- **To do**: The records should be copied out again with no alteration.

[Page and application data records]
⟨

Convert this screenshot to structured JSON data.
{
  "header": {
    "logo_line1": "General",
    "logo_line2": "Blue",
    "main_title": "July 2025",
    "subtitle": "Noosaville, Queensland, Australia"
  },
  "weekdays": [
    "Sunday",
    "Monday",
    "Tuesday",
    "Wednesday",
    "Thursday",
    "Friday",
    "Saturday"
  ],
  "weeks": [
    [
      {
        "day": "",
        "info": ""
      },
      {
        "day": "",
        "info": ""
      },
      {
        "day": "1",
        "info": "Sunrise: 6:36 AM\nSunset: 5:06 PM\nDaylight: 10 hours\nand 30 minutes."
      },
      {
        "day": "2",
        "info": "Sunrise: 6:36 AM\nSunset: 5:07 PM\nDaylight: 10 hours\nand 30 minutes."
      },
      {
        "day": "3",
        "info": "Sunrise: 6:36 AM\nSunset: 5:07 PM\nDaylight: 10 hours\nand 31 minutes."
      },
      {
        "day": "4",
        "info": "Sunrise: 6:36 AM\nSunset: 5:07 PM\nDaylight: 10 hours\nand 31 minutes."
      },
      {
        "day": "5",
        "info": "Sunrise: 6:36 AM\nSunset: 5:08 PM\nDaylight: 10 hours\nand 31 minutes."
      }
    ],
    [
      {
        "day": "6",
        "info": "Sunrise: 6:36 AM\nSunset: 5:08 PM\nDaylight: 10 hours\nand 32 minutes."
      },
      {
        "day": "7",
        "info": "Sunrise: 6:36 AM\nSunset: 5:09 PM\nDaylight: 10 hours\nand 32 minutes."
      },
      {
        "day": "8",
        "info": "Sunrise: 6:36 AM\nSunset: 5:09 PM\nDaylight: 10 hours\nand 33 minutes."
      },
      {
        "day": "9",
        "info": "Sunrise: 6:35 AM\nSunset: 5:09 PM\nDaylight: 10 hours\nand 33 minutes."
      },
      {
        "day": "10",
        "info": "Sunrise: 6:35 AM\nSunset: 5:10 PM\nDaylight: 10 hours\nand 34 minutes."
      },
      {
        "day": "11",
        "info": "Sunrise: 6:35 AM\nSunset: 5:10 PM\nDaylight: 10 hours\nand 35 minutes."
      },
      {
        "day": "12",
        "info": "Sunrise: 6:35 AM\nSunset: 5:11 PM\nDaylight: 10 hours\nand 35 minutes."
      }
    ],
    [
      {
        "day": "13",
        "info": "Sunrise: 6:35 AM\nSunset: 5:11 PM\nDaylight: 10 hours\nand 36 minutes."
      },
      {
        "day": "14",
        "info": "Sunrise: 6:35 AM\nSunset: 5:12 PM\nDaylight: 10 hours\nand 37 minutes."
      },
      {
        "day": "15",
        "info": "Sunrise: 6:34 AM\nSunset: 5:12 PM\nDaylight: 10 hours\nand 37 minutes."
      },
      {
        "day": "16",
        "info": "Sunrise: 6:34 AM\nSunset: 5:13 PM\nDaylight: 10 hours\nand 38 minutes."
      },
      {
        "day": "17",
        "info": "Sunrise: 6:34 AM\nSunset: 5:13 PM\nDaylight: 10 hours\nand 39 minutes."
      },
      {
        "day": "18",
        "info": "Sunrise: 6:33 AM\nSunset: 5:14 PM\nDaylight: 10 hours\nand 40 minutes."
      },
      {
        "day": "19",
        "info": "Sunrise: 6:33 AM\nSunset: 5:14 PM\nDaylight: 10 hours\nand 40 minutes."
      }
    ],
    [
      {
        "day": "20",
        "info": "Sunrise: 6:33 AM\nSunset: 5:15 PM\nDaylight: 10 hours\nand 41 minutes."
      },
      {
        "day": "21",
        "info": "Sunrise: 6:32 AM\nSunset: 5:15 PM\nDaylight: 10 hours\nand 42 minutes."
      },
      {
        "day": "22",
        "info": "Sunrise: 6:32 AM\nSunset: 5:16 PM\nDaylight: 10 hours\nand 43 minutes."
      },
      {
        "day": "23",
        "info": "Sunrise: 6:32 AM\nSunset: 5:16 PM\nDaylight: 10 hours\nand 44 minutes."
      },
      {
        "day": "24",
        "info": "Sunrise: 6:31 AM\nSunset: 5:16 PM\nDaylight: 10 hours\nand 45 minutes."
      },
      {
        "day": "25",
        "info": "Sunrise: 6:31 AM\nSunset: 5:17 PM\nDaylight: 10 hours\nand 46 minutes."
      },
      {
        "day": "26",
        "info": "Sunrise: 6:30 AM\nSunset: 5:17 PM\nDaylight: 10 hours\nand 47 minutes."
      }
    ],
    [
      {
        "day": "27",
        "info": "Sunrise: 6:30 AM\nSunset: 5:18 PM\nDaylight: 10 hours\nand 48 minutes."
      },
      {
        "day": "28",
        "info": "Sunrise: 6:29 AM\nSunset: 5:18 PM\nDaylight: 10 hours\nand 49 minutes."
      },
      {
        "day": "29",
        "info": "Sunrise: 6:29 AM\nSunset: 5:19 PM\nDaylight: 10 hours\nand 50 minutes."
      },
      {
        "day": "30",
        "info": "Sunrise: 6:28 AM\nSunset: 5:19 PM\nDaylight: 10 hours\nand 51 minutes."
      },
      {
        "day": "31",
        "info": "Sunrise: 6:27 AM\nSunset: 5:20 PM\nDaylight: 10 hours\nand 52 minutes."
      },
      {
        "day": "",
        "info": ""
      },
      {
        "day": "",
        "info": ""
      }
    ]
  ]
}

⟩

- **Result for this exercise**:
Convert this screenshot to structured JSON data.
{
  "header": {
    "logo_line1": "General",
    "logo_line2": "Blue",
    "main_title": "July 2025",
    "subtitle": "Noosaville, Queensland, Australia"
  },
  "weekdays": [
    "Sunday",
    "Monday",
    "Tuesday",
    "Wednesday",
    "Thursday",
    "Friday",
    "Saturday"
  ],
  "weeks": [
    [
      {
        "day": "",
        "info": ""
      },
      {
        "day": "",
        "info": ""
      },
      {
        "day": "1",
        "info": "Sunrise: 6:36 AM\nSunset: 5:06 PM\nDaylight: 10 hours\nand 30 minutes."
      },
      {
        "day": "2",
        "info": "Sunrise: 6:36 AM\nSunset: 5:07 PM\nDaylight: 10 hours\nand 30 minutes."
      },
      {
        "day": "3",
        "info": "Sunrise: 6:36 AM\nSunset: 5:07 PM\nDaylight: 10 hours\nand 31 minutes."
      },
      {
        "day": "4",
        "info": "Sunrise: 6:36 AM\nSunset: 5:07 PM\nDaylight: 10 hours\nand 31 minutes."
      },
      {
        "day": "5",
        "info": "Sunrise: 6:36 AM\nSunset: 5:08 PM\nDaylight: 10 hours\nand 31 minutes."
      }
    ],
    [
      {
        "day": "6",
        "info": "Sunrise: 6:36 AM\nSunset: 5:08 PM\nDaylight: 10 hours\nand 32 minutes."
      },
      {
        "day": "7",
        "info": "Sunrise: 6:36 AM\nSunset: 5:09 PM\nDaylight: 10 hours\nand 32 minutes."
      },
      {
        "day": "8",
        "info": "Sunrise: 6:36 AM\nSunset: 5:09 PM\nDaylight: 10 hours\nand 33 minutes."
      },
      {
        "day": "9",
        "info": "Sunrise: 6:35 AM\nSunset: 5:09 PM\nDaylight: 10 hours\nand 33 minutes."
      },
      {
        "day": "10",
        "info": "Sunrise: 6:35 AM\nSunset: 5:10 PM\nDaylight: 10 hours\nand 34 minutes."
      },
      {
        "day": "11",
        "info": "Sunrise: 6:35 AM\nSunset: 5:10 PM\nDaylight: 10 hours\nand 35 minutes."
      },
      {
        "day": "12",
        "info": "Sunrise: 6:35 AM\nSunset: 5:11 PM\nDaylight: 10 hours\nand 35 minutes."
      }
    ],
    [
      {
        "day": "13",
        "info": "Sunrise: 6:35 AM\nSunset: 5:11 PM\nDaylight: 10 hours\nand 36 minutes."
      },
      {
        "day": "14",
        "info": "Sunrise: 6:35 AM\nSunset: 5:12 PM\nDaylight: 10 hours\nand 37 minutes."
      },
      {
        "day": "15",
        "info": "Sunrise: 6:34 AM\nSunset: 5:12 PM\nDaylight: 10 hours\nand 37 minutes."
      },
      {
        "day": "16",
        "info": "Sunrise: 6:34 AM\nSunset: 5:13 PM\nDaylight: 10 hours\nand 38 minutes."
      },
      {
        "day": "17",
        "info": "Sunrise: 6:34 AM\nSunset: 5:13 PM\nDaylight: 10 hours\nand 39 minutes."
      },
      {
        "day": "18",
        "info": "Sunrise: 6:33 AM\nSunset: 5:14 PM\nDaylight: 10 hours\nand 40 minutes."
      },
      {
        "day": "19",
        "info": "Sunrise: 6:33 AM\nSunset: 5:14 PM\nDaylight: 10 hours\nand 40 minutes."
      }
    ],
    [
      {
        "day": "20",
        "info": "Sunrise: 6:33 AM\nSunset: 5:15 PM\nDaylight: 10 hours\nand 41 minutes."
      },
      {
        "day": "21",
        "info": "Sunrise: 6:32 AM\nSunset: 5:15 PM\nDaylight: 10 hours\nand 42 minutes."
      },
      {
        "day": "22",
        "info": "Sunrise: 6:32 AM\nSunset: 5:16 PM\nDaylight: 10 hours\nand 43 minutes."
      },
      {
        "day": "23",
        "info": "Sunrise: 6:32 AM\nSunset: 5:16 PM\nDaylight: 10 hours\nand 44 minutes."
      },
      {
        "day": "24",
        "info": "Sunrise: 6:31 AM\nSunset: 5:16 PM\nDaylight: 10 hours\nand 45 minutes."
      },
      {
        "day": "25",
        "info": "Sunrise: 6:31 AM\nSunset: 5:17 PM\nDaylight: 10 hours\nand 46 minutes."
      },
      {
        "day": "26",
        "info": "Sunrise: 6:30 AM\nSunset: 5:17 PM\nDaylight: 10 hours\nand 47 minutes."
      }
    ],
    [
      {
        "day": "27",
        "info": "Sunrise: 6:30 AM\nSunset: 5:18 PM\nDaylight: 10 hours\nand 48 minutes."
      },
      {
        "day": "28",
        "info": "Sunrise: 6:29 AM\nSunset: 5:18 PM\nDaylight: 10 hours\nand 49 minutes."
      },
      {
        "day": "29",
        "info": "Sunrise: 6:29 AM\nSunset: 5:19 PM\nDaylight: 10 hours\nand 50 minutes."
      },
      {
        "day": "30",
        "info": "Sunrise: 6:28 AM\nSunset: 5:19 PM\nDaylight: 10 hours\nand 51 minutes."
      },
      {
        "day": "31",
        "info": "Sunrise: 6:27 AM\nSunset: 5:20 PM\nDaylight: 10 hours\nand 52 minutes."
      },
      {
        "day": "",
        "info": ""
      },
      {
        "day": "",
        "info": ""
      }
    ]
  ]
}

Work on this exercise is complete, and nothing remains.